Amy C. Edmondson

Novartis Professor of Leadership and Management
Senior Associate Dean for Culture and Community

Amy C. Edmondson is the Novartis Professor of Leadership and Management at the Harvard Business School, a chair established to support the study of human interactions that lead to the creation of successful enterprises that contribute to the betterment of society.

Edmondson has been recognized in 2011, 2013 and 2015 by the biannual Thinkers50 global ranking of management thinkers.  She speaks on teaming, psychological safety, and leadership to corporate and academic audiences around the world, and her articles have been published in Harvard Business Review and California Management Review, as well as in numerous academic journals including Administrative Science Quarterly and the Academy of Management Review.  Her books – Teaming: How organizations learn, innovate and compete in the knowledge economy and Teaming to Innovate (Jossey-Bass, 2012, 2103) – explore teamwork in dynamic work environments.  In Building the future: Big teaming for audacious innovation, (Berrett-Koehler, 2016), she examines the challenges and opportunities of teaming across industries. 

Before her academic career, she was Director of Research at Pecos River Learning Centers, where she worked on transformational change in large companies. In the early 1980s, she worked as Chief Engineer for architect/inventor Buckminster Fuller, and her book A Fuller Explanation: The Synergetic Geometry of R. Buckminster Fuller (Birkauser Boston, 1987) clarifies Fuller's mathematical contributions for a non-technical audience. Edmondson received her PhD in organizational behavior, AM in psychology, and AB in engineering and design, all from Harvard University.

 

  1. Overview

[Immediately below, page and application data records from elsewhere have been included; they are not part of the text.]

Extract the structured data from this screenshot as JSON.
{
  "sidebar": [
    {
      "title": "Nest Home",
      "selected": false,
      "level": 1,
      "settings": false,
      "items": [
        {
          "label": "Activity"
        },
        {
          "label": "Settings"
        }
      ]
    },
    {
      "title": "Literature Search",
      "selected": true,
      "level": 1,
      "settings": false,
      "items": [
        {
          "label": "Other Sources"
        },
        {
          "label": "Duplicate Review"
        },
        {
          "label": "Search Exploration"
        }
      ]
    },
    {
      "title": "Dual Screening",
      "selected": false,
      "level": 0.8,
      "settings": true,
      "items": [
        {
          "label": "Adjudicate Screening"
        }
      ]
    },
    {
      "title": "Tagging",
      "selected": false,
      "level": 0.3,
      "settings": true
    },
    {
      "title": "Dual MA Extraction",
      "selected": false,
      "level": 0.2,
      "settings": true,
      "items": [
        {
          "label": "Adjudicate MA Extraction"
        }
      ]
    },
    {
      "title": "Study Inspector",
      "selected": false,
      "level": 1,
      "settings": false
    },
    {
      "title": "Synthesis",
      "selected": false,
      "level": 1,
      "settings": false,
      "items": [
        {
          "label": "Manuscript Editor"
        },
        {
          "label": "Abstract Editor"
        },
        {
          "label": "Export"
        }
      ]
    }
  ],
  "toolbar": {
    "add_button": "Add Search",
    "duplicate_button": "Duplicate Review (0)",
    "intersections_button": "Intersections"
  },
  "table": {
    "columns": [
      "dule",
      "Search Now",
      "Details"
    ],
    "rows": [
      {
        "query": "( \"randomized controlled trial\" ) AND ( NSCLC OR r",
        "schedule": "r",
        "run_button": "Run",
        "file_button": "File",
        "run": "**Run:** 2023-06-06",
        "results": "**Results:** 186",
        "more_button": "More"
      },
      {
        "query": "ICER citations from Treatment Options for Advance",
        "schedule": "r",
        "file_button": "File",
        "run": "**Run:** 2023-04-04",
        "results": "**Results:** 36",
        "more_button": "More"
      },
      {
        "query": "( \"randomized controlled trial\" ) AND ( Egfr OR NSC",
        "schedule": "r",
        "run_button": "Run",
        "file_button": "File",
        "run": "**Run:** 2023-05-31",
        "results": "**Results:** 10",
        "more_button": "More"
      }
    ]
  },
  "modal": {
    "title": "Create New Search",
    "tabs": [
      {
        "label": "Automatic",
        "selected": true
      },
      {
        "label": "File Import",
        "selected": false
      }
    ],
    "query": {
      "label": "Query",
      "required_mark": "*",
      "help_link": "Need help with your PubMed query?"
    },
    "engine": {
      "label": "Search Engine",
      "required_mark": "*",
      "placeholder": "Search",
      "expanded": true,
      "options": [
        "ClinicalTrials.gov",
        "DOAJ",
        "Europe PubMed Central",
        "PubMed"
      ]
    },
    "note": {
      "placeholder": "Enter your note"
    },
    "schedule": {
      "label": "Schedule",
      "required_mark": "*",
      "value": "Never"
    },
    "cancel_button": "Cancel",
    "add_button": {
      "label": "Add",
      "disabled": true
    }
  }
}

    by Amy C. Edmondson

    My research focuses on cross-boundary teaming in and between organizations and on the ways leaders enable the kinds of complex collaborations that such teaming generates. I am particularly interested in collaborations focused on innovation in knowledge-intensive industries ranging from healthcare delivery to the built environment. In one stream of my research, I study collaboration among people with diverse expertise undertaking major innovation initiatives. I argue that teaming across industry boundaries is increasingly important in the production of crucial innovations upon which society’s future depends. I find that teaming and learning among diverse experts, while facing high uncertainty, involves significant interpersonal risk. My research explores how people manage these risks, and why it matters that they do, in contexts ranging from the emergency room, to the factory, to the built environment, to the executive suite. A second stream of my research examines how leaders successfully create organizational change and learning in fast-paced, challenging, uncertain industry contexts.